I pray that those young people remember how to play together, love together, work together, eat together, fellowship together, pray together and worship together. I pray that the hardness of life and the world they’ll grow up in does not cause them to become jaded — causing them to believe that such color-inclusive unity in life and in the Church is just a fairy tale.
I also pray that while we adults were teaching we were also learning.
I pray that we were watching the multicultural ministry that happened in Forest Park while realizing that it is a glimpse of what God’s eventual home for His children — Heaven — will look like.
I pray that we will remember that in God’s Kingdom, not only is there “neither Jew nor Greek, slave nor free, male nor female,” there’s also no “Black or White, no Asian or Hispanic,” no Republican or Democrat, no old or young. No rich or poor and no good side or bad side of the railroad tracks, either.
Last I checked, the city of Forest Park culturally resembles so many of our other cities in both Clayton and Henry counties, and the Atlanta metro area as a whole — almost a perfectly equal mixture of the aforementioned ethnicity groups. And guess what? The trend is not going to decrease any time soon.
That means something significant to our churches in this day and age: We can no longer afford to pigeonhole our ministries and limit our reach to only fit the needs of people that look like us, talk like us or see through the same cultural, political or socio-economic lenses as we do individually.
Well, actually we can if we want to, but to the peril of our own churches.
In a nation that’s looking more and more each day like an amalgamation of our larger multicultural world, we can no longer afford to segregate our churches into ethnically homogeneous comfort zones. And here’s the kicker: We can minister to the needs of people, regardless of their ethnicities. We can love on people with the love of Jesus, regardless of where they come from, or whether or not we always understand their culture, customs or languages, and we can do it without losing who we are in the process.
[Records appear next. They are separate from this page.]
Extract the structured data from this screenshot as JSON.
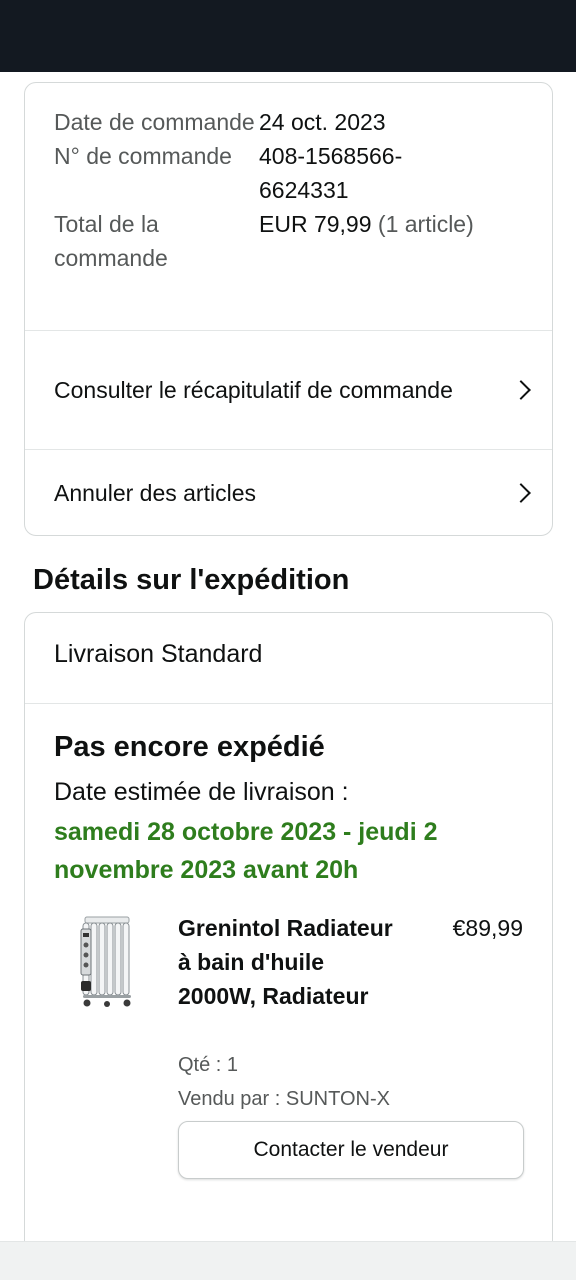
{
  "order": {
    "date_label": "Date de commande",
    "date_value": "24 oct. 2023",
    "number_label": "N° de commande",
    "number_value": "408-1568566-6624331",
    "total_label": "Total de la commande",
    "total_value": "EUR 79,99",
    "total_items": "(1 article)"
  },
  "links": {
    "summary": "Consulter le récapitulatif de commande",
    "cancel": "Annuler des articles"
  },
  "shipping": {
    "section_title": "Détails sur l'expédition",
    "method": "Livraison Standard",
    "status": "Pas encore expédié",
    "estimate_label": "Date estimée de livraison :",
    "estimate_value": "samedi 28 octobre 2023 - jeudi 2 novembre 2023 avant 20h"
  },
  "product": {
    "title": "Grenintol Radiateur à bain d'huile 2000W, Radiateur",
    "price": "€89,99",
    "qty": "Qté : 1",
    "seller": "Vendu par : SUNTON-X",
    "contact_button": "Contacter le vendeur",
    "image_icon": "oil-radiator-image"
  },
  "colors": {
    "status_bar": "#131921",
    "delivery_green": "#2e7d1d",
    "muted_text": "#565959"
  }
}
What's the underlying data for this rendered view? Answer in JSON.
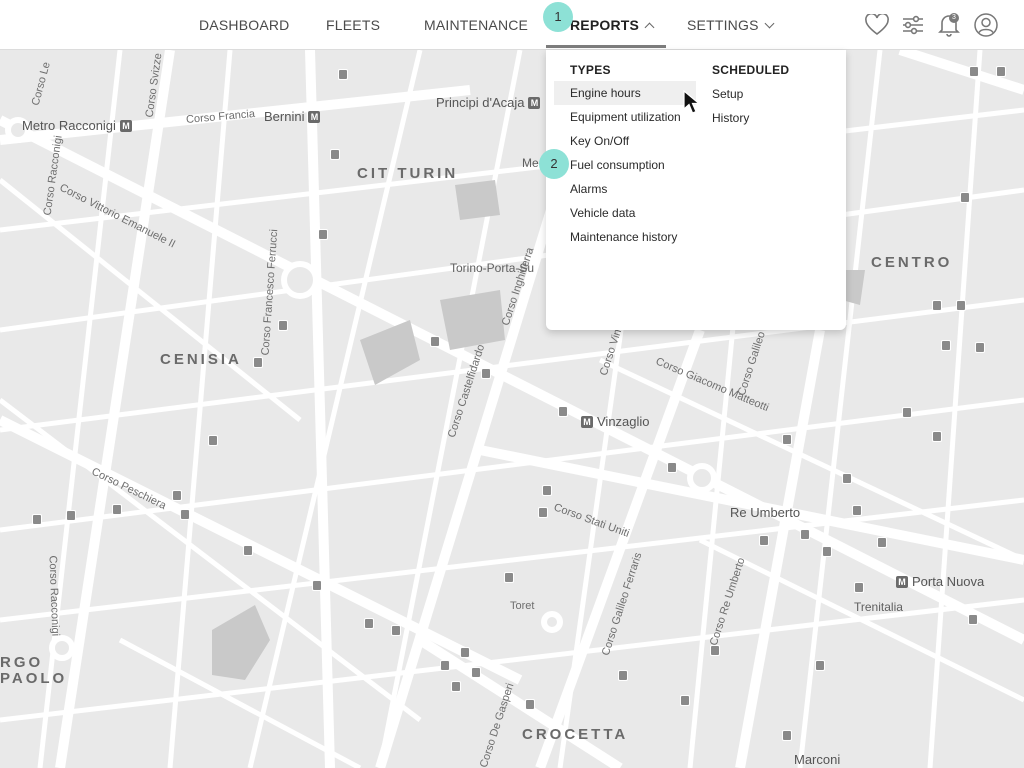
{
  "nav": {
    "items": [
      {
        "label": "DASHBOARD"
      },
      {
        "label": "FLEETS"
      },
      {
        "label": "MAINTENANCE"
      },
      {
        "label": "REPORTS"
      },
      {
        "label": "SETTINGS"
      }
    ],
    "active": "REPORTS",
    "icons": [
      "heart-icon",
      "filter-sliders-icon",
      "bell-icon",
      "user-avatar-icon"
    ],
    "notification_count": "3"
  },
  "dropdown": {
    "types_heading": "TYPES",
    "types": [
      {
        "label": "Engine hours"
      },
      {
        "label": "Equipment utilization"
      },
      {
        "label": "Key On/Off"
      },
      {
        "label": "Fuel consumption"
      },
      {
        "label": "Alarms"
      },
      {
        "label": "Vehicle data"
      },
      {
        "label": "Maintenance history"
      }
    ],
    "highlighted": "Engine hours",
    "scheduled_heading": "SCHEDULED",
    "scheduled": [
      {
        "label": "Setup"
      },
      {
        "label": "History"
      }
    ]
  },
  "annotations": {
    "marker1": "1",
    "marker2": "2"
  },
  "map": {
    "districts": {
      "cit_turin": "CIT TURIN",
      "cenisia": "CENISIA",
      "centro": "CENTRO",
      "crocetta": "CROCETTA",
      "borgo_san_paolo": "RGO\nPAOLO"
    },
    "metro": {
      "racconigi": "Metro Racconigi",
      "bernini": "Bernini",
      "principi_acaja": "Principi d'Acaja",
      "vinzaglio": "Vinzaglio",
      "re_umberto": "Re Umberto",
      "porta_nuova": "Porta Nuova",
      "marconi": "Marconi"
    },
    "places": {
      "porta_susa": "Torino-Porta-Su",
      "trenitalia": "Trenitalia",
      "toret": "Toret",
      "me_partial": "Me"
    },
    "streets": {
      "corso_francia": "Corso Francia",
      "vittorio_emanuele": "Corso Vittorio Emanuele II",
      "corso_racconigi": "Corso Racconigi",
      "corso_racconigi_2": "Corso Racconigi",
      "corso_ferrucci": "Corso Francesco Ferrucci",
      "corso_peschiera": "Corso Peschiera",
      "corso_castelfidardo": "Corso Castelfidardo",
      "corso_inghilterra": "Corso Inghilterra",
      "corso_vinzaglio": "Corso Vinzaglio",
      "corso_matteotti": "Corso Giacomo Matteotti",
      "corso_galileo_ferraris_n": "Corso Galileo Fe",
      "corso_stati_uniti": "Corso Stati Uniti",
      "corso_galileo_ferraris": "Corso Galileo Ferraris",
      "corso_re_umberto": "Corso Re Umberto",
      "de_gasperi": "Corso De Gasperi",
      "corso_le": "Corso Le",
      "corso_svizzera": "Corso Svizze"
    }
  }
}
Don’t believe it? Come see me, and I’ll get you the video footage from last week that proves it.
If our churches don’t, in some way — even if it’s a small way — begin to look more like the communities we are planted in, I believe many of those churches, in the next 10 years, will die.
If that happens, that will be an indictment on us. It will be a proof that we love our comfort zones more than our Savior’s Great Commission.
Maybe those 70 kids from at least four different ethnicities were the real teachers for us last week.
Maybe we were the real students last week. I just have a feeling that Heaven is going to look a lot like First Baptist Forest Park did last week. And if that’s the case, we might as well get a head start on creating multicultural ministry as our new normal.
Remember, the easiest way to do it is just to do it. Thank you, First Baptist Forest Park, for giving us a model to follow.
Gabriel Stovall covers sports and religion for the Clayton News Daily and Henry Daily Herald newspapers. He is also the founder and lead pastor of NewLife Church which meets each Thursday at 7:30 p.m. on the campus of First Baptist Church, Forest Park. He can be reached at firstname.lastname@example.org, or on Twitter @GabrielStovall1.